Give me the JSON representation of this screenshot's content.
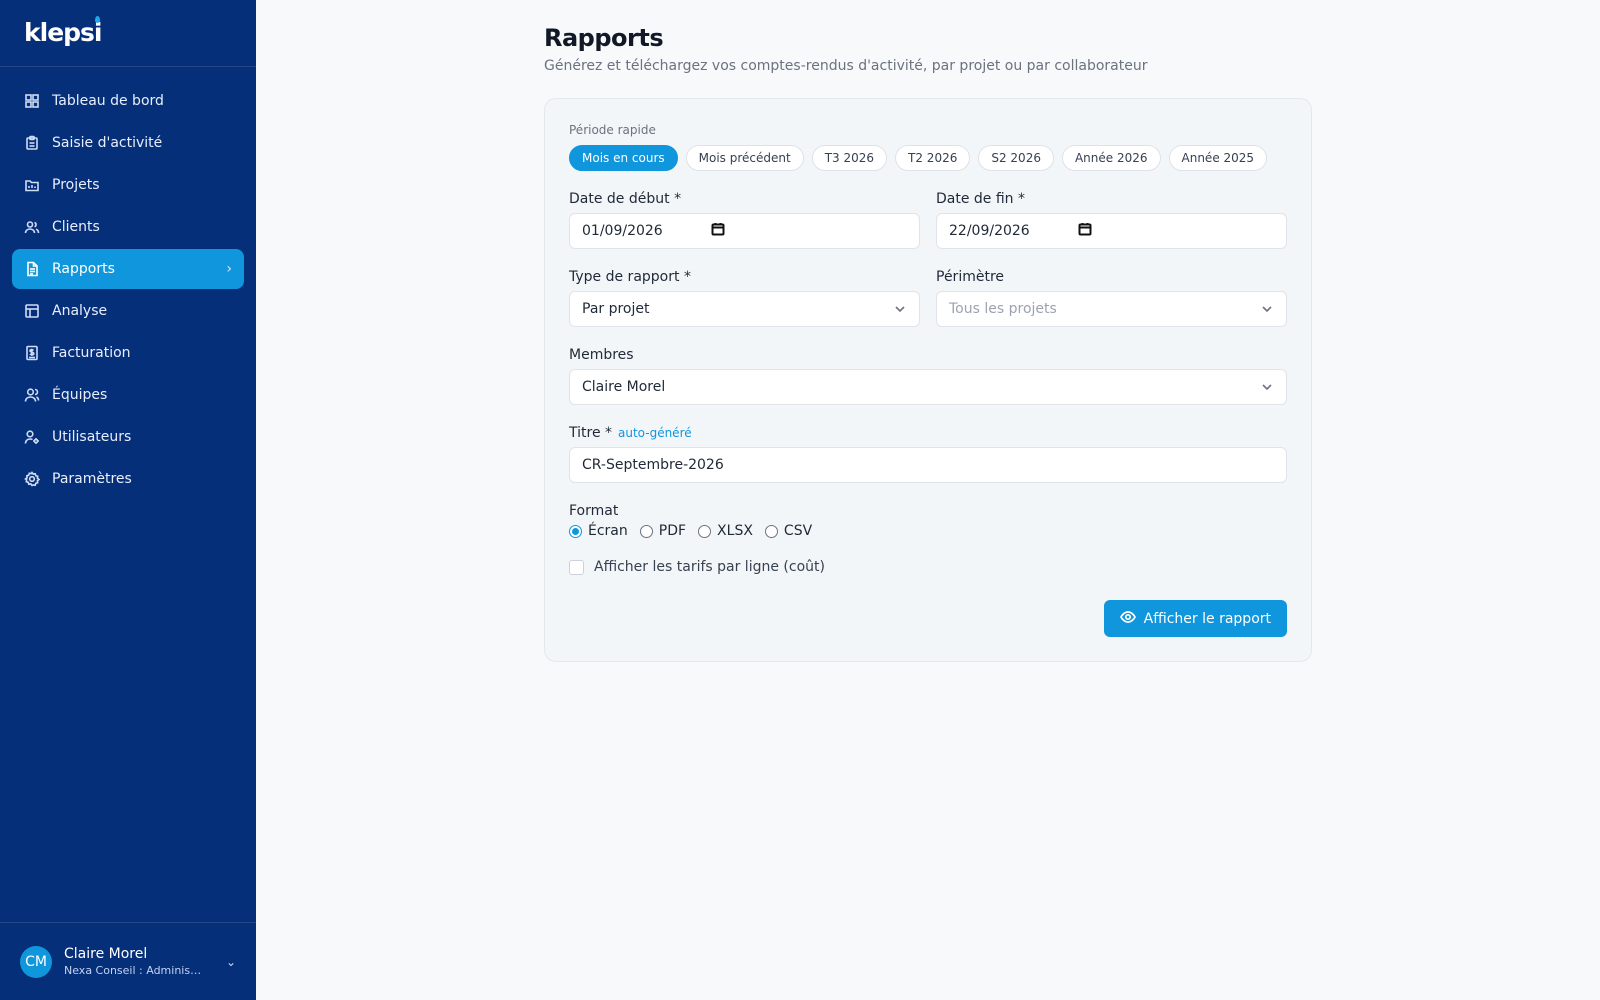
{
  "brand": {
    "logo_text": "klepsi",
    "accent": "#0f96dc",
    "sidebar_bg": "#062f7a"
  },
  "sidebar": {
    "items": [
      {
        "label": "Tableau de bord",
        "icon": "dashboard-icon"
      },
      {
        "label": "Saisie d'activité",
        "icon": "clipboard-icon"
      },
      {
        "label": "Projets",
        "icon": "folder-icon"
      },
      {
        "label": "Clients",
        "icon": "users-icon"
      },
      {
        "label": "Rapports",
        "icon": "report-icon",
        "active": true
      },
      {
        "label": "Analyse",
        "icon": "table-icon"
      },
      {
        "label": "Facturation",
        "icon": "invoice-icon"
      },
      {
        "label": "Équipes",
        "icon": "team-icon"
      },
      {
        "label": "Utilisateurs",
        "icon": "user-cog-icon"
      },
      {
        "label": "Paramètres",
        "icon": "gear-icon"
      }
    ],
    "user": {
      "initials": "CM",
      "name": "Claire Morel",
      "org": "Nexa Conseil : Administr…"
    }
  },
  "page": {
    "title": "Rapports",
    "subtitle": "Générez et téléchargez vos comptes-rendus d'activité, par projet ou par collaborateur"
  },
  "form": {
    "quick_period_label": "Période rapide",
    "quick_periods": [
      {
        "label": "Mois en cours",
        "active": true
      },
      {
        "label": "Mois précédent"
      },
      {
        "label": "T3 2026"
      },
      {
        "label": "T2 2026"
      },
      {
        "label": "S2 2026"
      },
      {
        "label": "Année 2026"
      },
      {
        "label": "Année 2025"
      }
    ],
    "start_date_label": "Date de début",
    "start_date_value": "01/09/2026",
    "end_date_label": "Date de fin",
    "end_date_value": "22/09/2026",
    "required_mark": "*",
    "report_type_label": "Type de rapport",
    "report_type_value": "Par projet",
    "scope_label": "Périmètre",
    "scope_placeholder": "Tous les projets",
    "members_label": "Membres",
    "members_value": "Claire Morel",
    "title_label": "Titre",
    "title_auto_tag": "auto-généré",
    "title_value": "CR-Septembre-2026",
    "format_label": "Format",
    "formats": [
      {
        "label": "Écran",
        "checked": true
      },
      {
        "label": "PDF"
      },
      {
        "label": "XLSX"
      },
      {
        "label": "CSV"
      }
    ],
    "show_rates_label": "Afficher les tarifs par ligne (coût)",
    "submit_label": "Afficher le rapport"
  }
}
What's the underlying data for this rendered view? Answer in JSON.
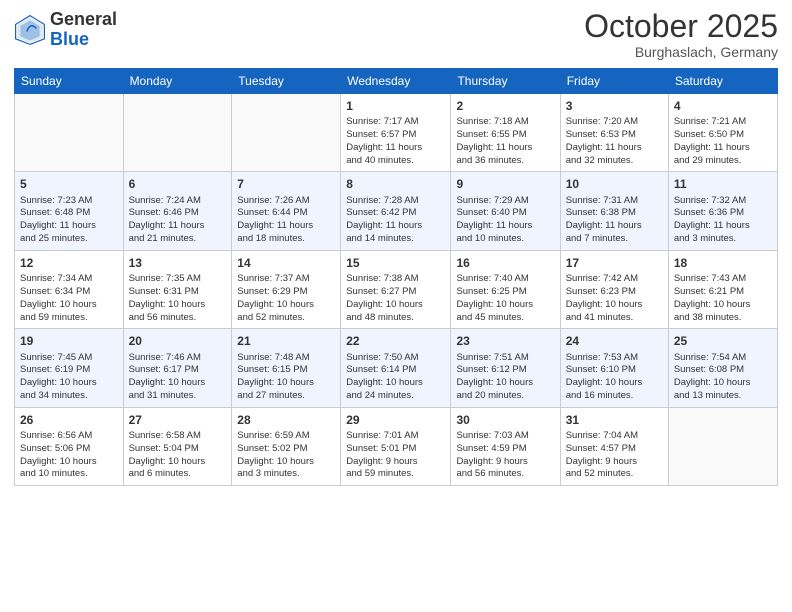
{
  "logo": {
    "general": "General",
    "blue": "Blue"
  },
  "header": {
    "month": "October 2025",
    "location": "Burghaslach, Germany"
  },
  "weekdays": [
    "Sunday",
    "Monday",
    "Tuesday",
    "Wednesday",
    "Thursday",
    "Friday",
    "Saturday"
  ],
  "weeks": [
    [
      {
        "day": "",
        "info": ""
      },
      {
        "day": "",
        "info": ""
      },
      {
        "day": "",
        "info": ""
      },
      {
        "day": "1",
        "info": "Sunrise: 7:17 AM\nSunset: 6:57 PM\nDaylight: 11 hours\nand 40 minutes."
      },
      {
        "day": "2",
        "info": "Sunrise: 7:18 AM\nSunset: 6:55 PM\nDaylight: 11 hours\nand 36 minutes."
      },
      {
        "day": "3",
        "info": "Sunrise: 7:20 AM\nSunset: 6:53 PM\nDaylight: 11 hours\nand 32 minutes."
      },
      {
        "day": "4",
        "info": "Sunrise: 7:21 AM\nSunset: 6:50 PM\nDaylight: 11 hours\nand 29 minutes."
      }
    ],
    [
      {
        "day": "5",
        "info": "Sunrise: 7:23 AM\nSunset: 6:48 PM\nDaylight: 11 hours\nand 25 minutes."
      },
      {
        "day": "6",
        "info": "Sunrise: 7:24 AM\nSunset: 6:46 PM\nDaylight: 11 hours\nand 21 minutes."
      },
      {
        "day": "7",
        "info": "Sunrise: 7:26 AM\nSunset: 6:44 PM\nDaylight: 11 hours\nand 18 minutes."
      },
      {
        "day": "8",
        "info": "Sunrise: 7:28 AM\nSunset: 6:42 PM\nDaylight: 11 hours\nand 14 minutes."
      },
      {
        "day": "9",
        "info": "Sunrise: 7:29 AM\nSunset: 6:40 PM\nDaylight: 11 hours\nand 10 minutes."
      },
      {
        "day": "10",
        "info": "Sunrise: 7:31 AM\nSunset: 6:38 PM\nDaylight: 11 hours\nand 7 minutes."
      },
      {
        "day": "11",
        "info": "Sunrise: 7:32 AM\nSunset: 6:36 PM\nDaylight: 11 hours\nand 3 minutes."
      }
    ],
    [
      {
        "day": "12",
        "info": "Sunrise: 7:34 AM\nSunset: 6:34 PM\nDaylight: 10 hours\nand 59 minutes."
      },
      {
        "day": "13",
        "info": "Sunrise: 7:35 AM\nSunset: 6:31 PM\nDaylight: 10 hours\nand 56 minutes."
      },
      {
        "day": "14",
        "info": "Sunrise: 7:37 AM\nSunset: 6:29 PM\nDaylight: 10 hours\nand 52 minutes."
      },
      {
        "day": "15",
        "info": "Sunrise: 7:38 AM\nSunset: 6:27 PM\nDaylight: 10 hours\nand 48 minutes."
      },
      {
        "day": "16",
        "info": "Sunrise: 7:40 AM\nSunset: 6:25 PM\nDaylight: 10 hours\nand 45 minutes."
      },
      {
        "day": "17",
        "info": "Sunrise: 7:42 AM\nSunset: 6:23 PM\nDaylight: 10 hours\nand 41 minutes."
      },
      {
        "day": "18",
        "info": "Sunrise: 7:43 AM\nSunset: 6:21 PM\nDaylight: 10 hours\nand 38 minutes."
      }
    ],
    [
      {
        "day": "19",
        "info": "Sunrise: 7:45 AM\nSunset: 6:19 PM\nDaylight: 10 hours\nand 34 minutes."
      },
      {
        "day": "20",
        "info": "Sunrise: 7:46 AM\nSunset: 6:17 PM\nDaylight: 10 hours\nand 31 minutes."
      },
      {
        "day": "21",
        "info": "Sunrise: 7:48 AM\nSunset: 6:15 PM\nDaylight: 10 hours\nand 27 minutes."
      },
      {
        "day": "22",
        "info": "Sunrise: 7:50 AM\nSunset: 6:14 PM\nDaylight: 10 hours\nand 24 minutes."
      },
      {
        "day": "23",
        "info": "Sunrise: 7:51 AM\nSunset: 6:12 PM\nDaylight: 10 hours\nand 20 minutes."
      },
      {
        "day": "24",
        "info": "Sunrise: 7:53 AM\nSunset: 6:10 PM\nDaylight: 10 hours\nand 16 minutes."
      },
      {
        "day": "25",
        "info": "Sunrise: 7:54 AM\nSunset: 6:08 PM\nDaylight: 10 hours\nand 13 minutes."
      }
    ],
    [
      {
        "day": "26",
        "info": "Sunrise: 6:56 AM\nSunset: 5:06 PM\nDaylight: 10 hours\nand 10 minutes."
      },
      {
        "day": "27",
        "info": "Sunrise: 6:58 AM\nSunset: 5:04 PM\nDaylight: 10 hours\nand 6 minutes."
      },
      {
        "day": "28",
        "info": "Sunrise: 6:59 AM\nSunset: 5:02 PM\nDaylight: 10 hours\nand 3 minutes."
      },
      {
        "day": "29",
        "info": "Sunrise: 7:01 AM\nSunset: 5:01 PM\nDaylight: 9 hours\nand 59 minutes."
      },
      {
        "day": "30",
        "info": "Sunrise: 7:03 AM\nSunset: 4:59 PM\nDaylight: 9 hours\nand 56 minutes."
      },
      {
        "day": "31",
        "info": "Sunrise: 7:04 AM\nSunset: 4:57 PM\nDaylight: 9 hours\nand 52 minutes."
      },
      {
        "day": "",
        "info": ""
      }
    ]
  ]
}
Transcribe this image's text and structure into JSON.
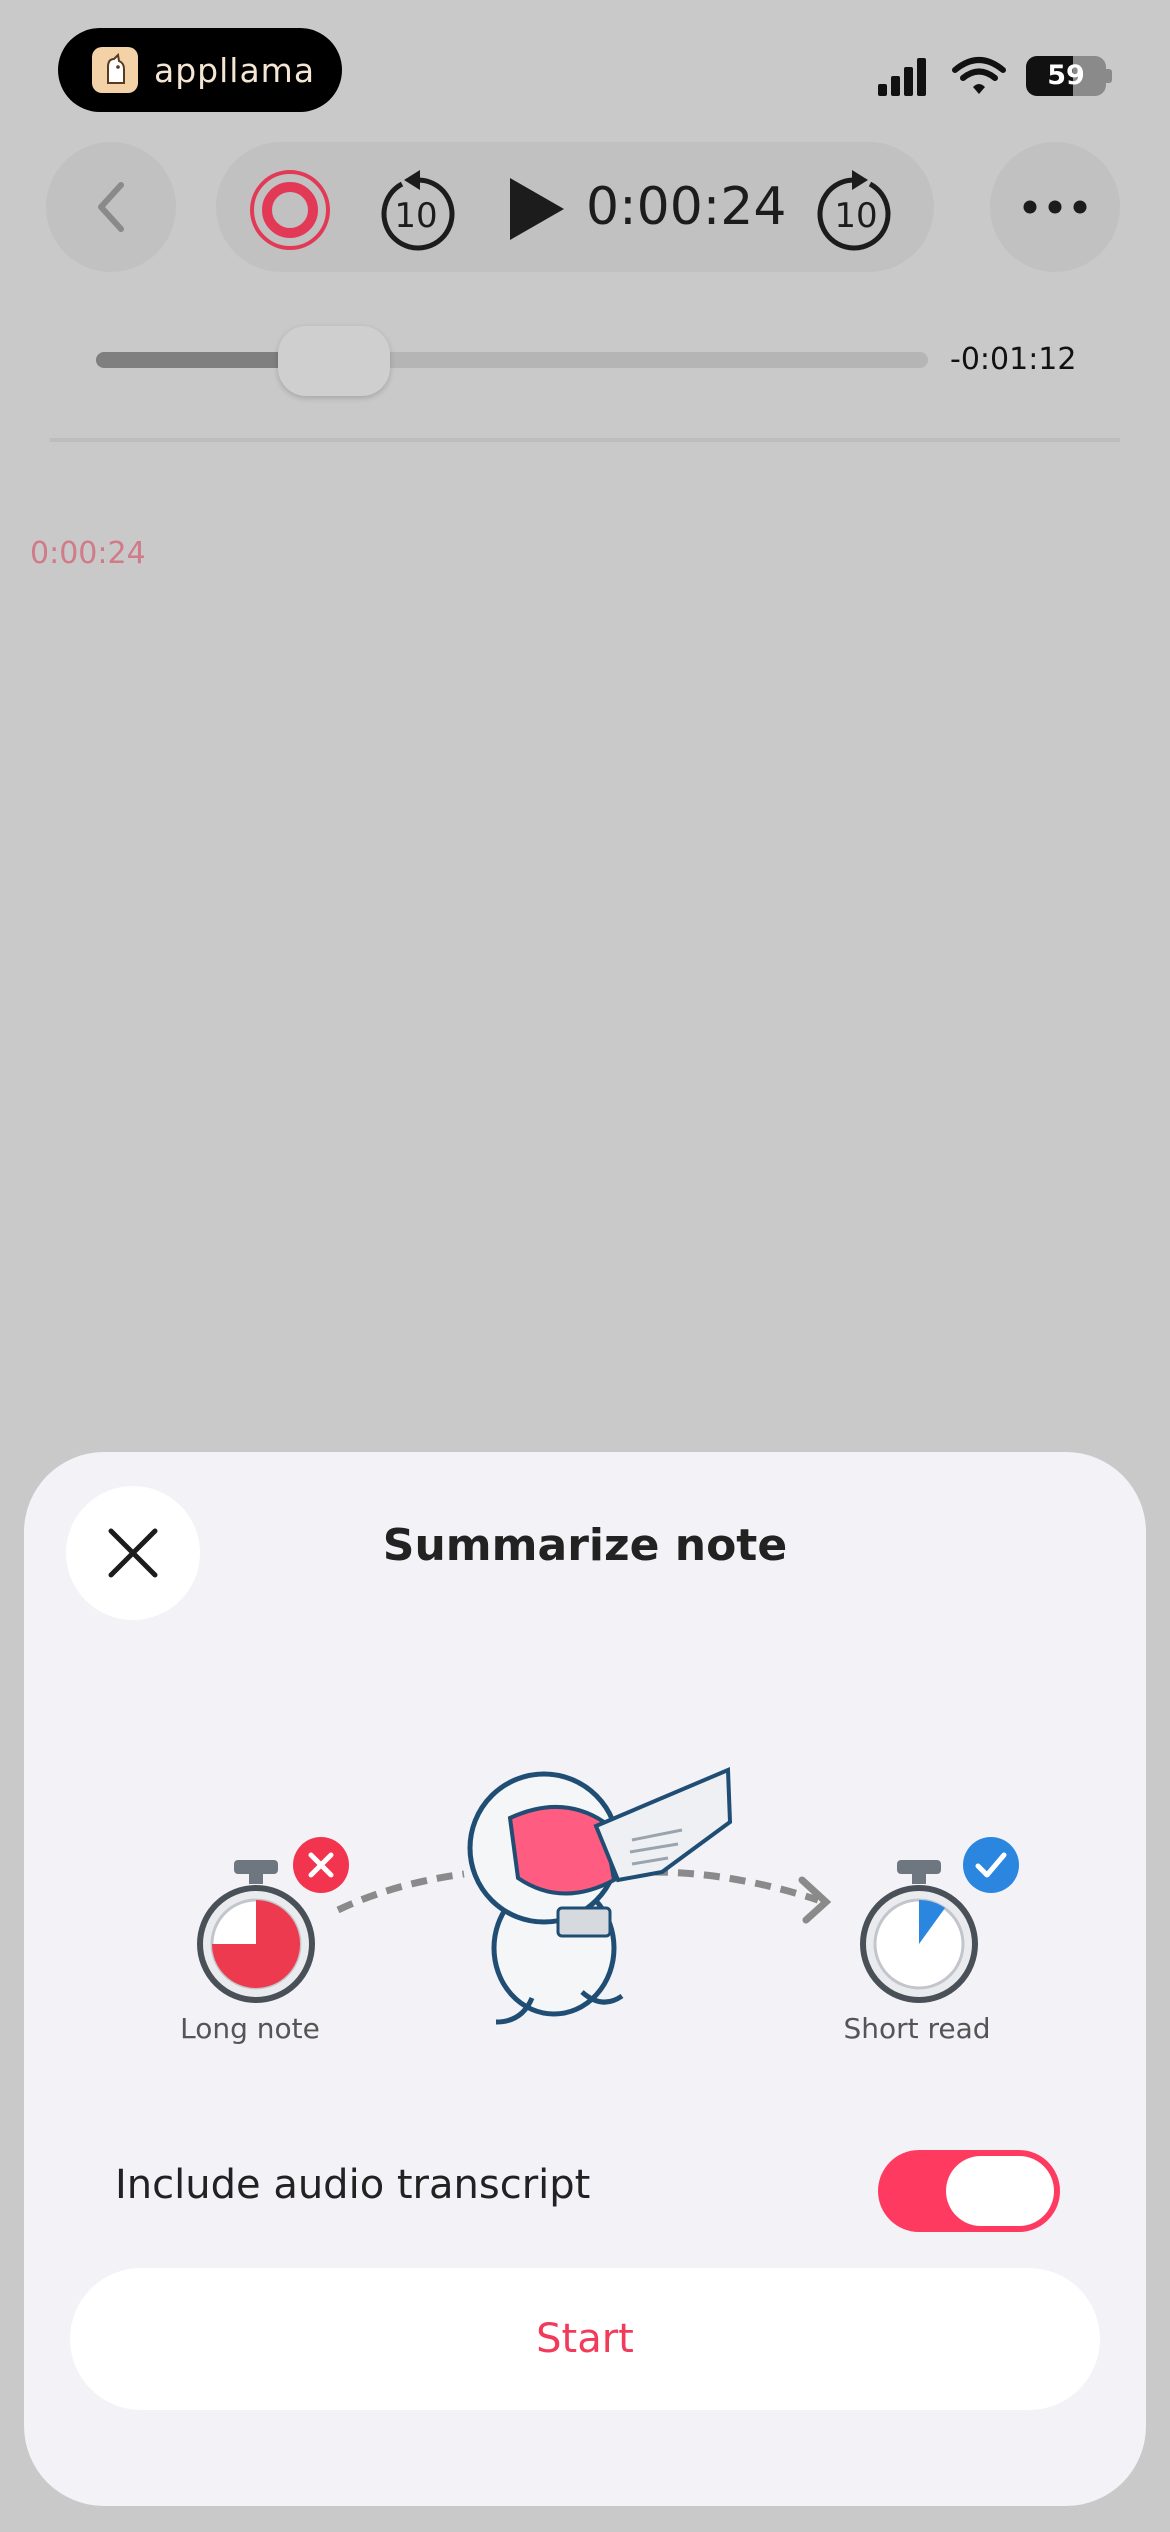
{
  "status_bar": {
    "app_name": "appllama",
    "battery_level": "59",
    "icons": [
      "app-logo-icon",
      "signal-icon",
      "wifi-icon",
      "battery-icon"
    ]
  },
  "player": {
    "elapsed": "0:00:24",
    "remaining": "-0:01:12",
    "progress_fraction": 0.25,
    "skip_back_seconds": "10",
    "skip_forward_seconds": "10",
    "icons": [
      "back-chevron-icon",
      "record-icon",
      "skip-back-icon",
      "play-icon",
      "skip-forward-icon",
      "more-icon"
    ],
    "record_color": "#e23a56"
  },
  "transcript": {
    "timestamp": "0:00:24"
  },
  "sheet": {
    "title": "Summarize note",
    "long_note_label": "Long note",
    "short_read_label": "Short read",
    "toggle_label": "Include audio transcript",
    "toggle_on": true,
    "start_label": "Start",
    "accent_color": "#fe3a60",
    "check_color": "#2b86e0",
    "icons": [
      "close-icon",
      "stopwatch-long-icon",
      "reject-badge-icon",
      "astronaut-illustration",
      "stopwatch-short-icon",
      "check-badge-icon"
    ]
  }
}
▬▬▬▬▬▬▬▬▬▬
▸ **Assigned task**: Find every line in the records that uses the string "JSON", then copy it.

▸ **Answer**:
Give me the JSON representation of this screenshot's content.
What's the underlying data for this rendered view? Answer in JSON.
Transcribe this image's text and structure into JSON.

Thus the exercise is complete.